* Material supplied *
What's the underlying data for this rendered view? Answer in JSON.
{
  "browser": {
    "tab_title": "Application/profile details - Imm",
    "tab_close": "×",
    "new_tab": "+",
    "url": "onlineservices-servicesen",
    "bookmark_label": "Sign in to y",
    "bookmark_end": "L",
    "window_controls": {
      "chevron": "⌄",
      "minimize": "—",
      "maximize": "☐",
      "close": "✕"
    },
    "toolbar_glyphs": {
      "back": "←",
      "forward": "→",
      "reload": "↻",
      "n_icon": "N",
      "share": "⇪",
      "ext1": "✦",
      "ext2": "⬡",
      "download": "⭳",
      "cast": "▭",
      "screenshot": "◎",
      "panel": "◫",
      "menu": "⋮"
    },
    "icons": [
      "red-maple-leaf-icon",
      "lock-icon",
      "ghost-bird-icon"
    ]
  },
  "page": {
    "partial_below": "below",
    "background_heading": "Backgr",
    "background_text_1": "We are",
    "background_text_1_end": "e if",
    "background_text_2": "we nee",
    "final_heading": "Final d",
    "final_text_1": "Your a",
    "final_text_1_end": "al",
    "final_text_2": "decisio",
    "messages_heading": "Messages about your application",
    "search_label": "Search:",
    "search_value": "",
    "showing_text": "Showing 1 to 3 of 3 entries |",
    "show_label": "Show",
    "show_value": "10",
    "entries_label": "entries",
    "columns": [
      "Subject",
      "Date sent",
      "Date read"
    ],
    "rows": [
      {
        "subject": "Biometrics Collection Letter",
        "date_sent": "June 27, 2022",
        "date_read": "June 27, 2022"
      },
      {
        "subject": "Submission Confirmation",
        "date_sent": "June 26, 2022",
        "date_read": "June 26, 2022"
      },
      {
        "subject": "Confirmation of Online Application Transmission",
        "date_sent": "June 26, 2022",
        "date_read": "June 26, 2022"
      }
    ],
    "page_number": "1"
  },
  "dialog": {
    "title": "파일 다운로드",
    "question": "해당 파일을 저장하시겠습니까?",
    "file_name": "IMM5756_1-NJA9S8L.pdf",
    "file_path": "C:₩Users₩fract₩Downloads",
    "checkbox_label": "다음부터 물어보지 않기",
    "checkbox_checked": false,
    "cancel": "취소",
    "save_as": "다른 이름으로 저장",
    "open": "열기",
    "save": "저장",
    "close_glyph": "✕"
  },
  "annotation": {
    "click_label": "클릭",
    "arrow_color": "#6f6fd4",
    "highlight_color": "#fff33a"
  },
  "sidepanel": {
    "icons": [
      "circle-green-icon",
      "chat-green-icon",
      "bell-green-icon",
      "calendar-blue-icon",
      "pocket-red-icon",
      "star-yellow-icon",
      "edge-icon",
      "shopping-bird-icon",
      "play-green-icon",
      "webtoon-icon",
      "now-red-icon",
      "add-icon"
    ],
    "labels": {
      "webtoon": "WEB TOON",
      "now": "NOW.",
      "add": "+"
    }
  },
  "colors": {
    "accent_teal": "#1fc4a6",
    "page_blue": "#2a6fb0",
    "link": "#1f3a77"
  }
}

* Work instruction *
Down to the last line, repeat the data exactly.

* Output for this exercise *
What's the underlying data for this rendered view? Answer in JSON.
{
  "browser": {
    "tab_title": "Application/profile details - Imm",
    "tab_close": "×",
    "new_tab": "+",
    "url": "onlineservices-servicesen",
    "bookmark_label": "Sign in to y",
    "bookmark_end": "L",
    "window_controls": {
      "chevron": "⌄",
      "minimize": "—",
      "maximize": "☐",
      "close": "✕"
    },
    "toolbar_glyphs": {
      "back": "←",
      "forward": "→",
      "reload": "↻",
      "n_icon": "N",
      "share": "⇪",
      "ext1": "✦",
      "ext2": "⬡",
      "download": "⭳",
      "cast": "▭",
      "screenshot": "◎",
      "panel": "◫",
      "menu": "⋮"
    },
    "icons": [
      "red-maple-leaf-icon",
      "lock-icon",
      "ghost-bird-icon"
    ]
  },
  "page": {
    "partial_below": "below",
    "background_heading": "Backgr",
    "background_text_1": "We are",
    "background_text_1_end": "e if",
    "background_text_2": "we nee",
    "final_heading": "Final d",
    "final_text_1": "Your a",
    "final_text_1_end": "al",
    "final_text_2": "decisio",
    "messages_heading": "Messages about your application",
    "search_label": "Search:",
    "search_value": "",
    "showing_text": "Showing 1 to 3 of 3 entries |",
    "show_label": "Show",
    "show_value": "10",
    "entries_label": "entries",
    "columns": [
      "Subject",
      "Date sent",
      "Date read"
    ],
    "rows": [
      {
        "subject": "Biometrics Collection Letter",
        "date_sent": "June 27, 2022",
        "date_read": "June 27, 2022"
      },
      {
        "subject": "Submission Confirmation",
        "date_sent": "June 26, 2022",
        "date_read": "June 26, 2022"
      },
      {
        "subject": "Confirmation of Online Application Transmission",
        "date_sent": "June 26, 2022",
        "date_read": "June 26, 2022"
      }
    ],
    "page_number": "1"
  },
  "dialog": {
    "title": "파일 다운로드",
    "question": "해당 파일을 저장하시겠습니까?",
    "file_name": "IMM5756_1-NJA9S8L.pdf",
    "file_path": "C:₩Users₩fract₩Downloads",
    "checkbox_label": "다음부터 물어보지 않기",
    "checkbox_checked": false,
    "cancel": "취소",
    "save_as": "다른 이름으로 저장",
    "open": "열기",
    "save": "저장",
    "close_glyph": "✕"
  },
  "annotation": {
    "click_label": "클릭",
    "arrow_color": "#6f6fd4",
    "highlight_color": "#fff33a"
  },
  "sidepanel": {
    "icons": [
      "circle-green-icon",
      "chat-green-icon",
      "bell-green-icon",
      "calendar-blue-icon",
      "pocket-red-icon",
      "star-yellow-icon",
      "edge-icon",
      "shopping-bird-icon",
      "play-green-icon",
      "webtoon-icon",
      "now-red-icon",
      "add-icon"
    ],
    "labels": {
      "webtoon": "WEB TOON",
      "now": "NOW.",
      "add": "+"
    }
  },
  "colors": {
    "accent_teal": "#1fc4a6",
    "page_blue": "#2a6fb0",
    "link": "#1f3a77"
  }
}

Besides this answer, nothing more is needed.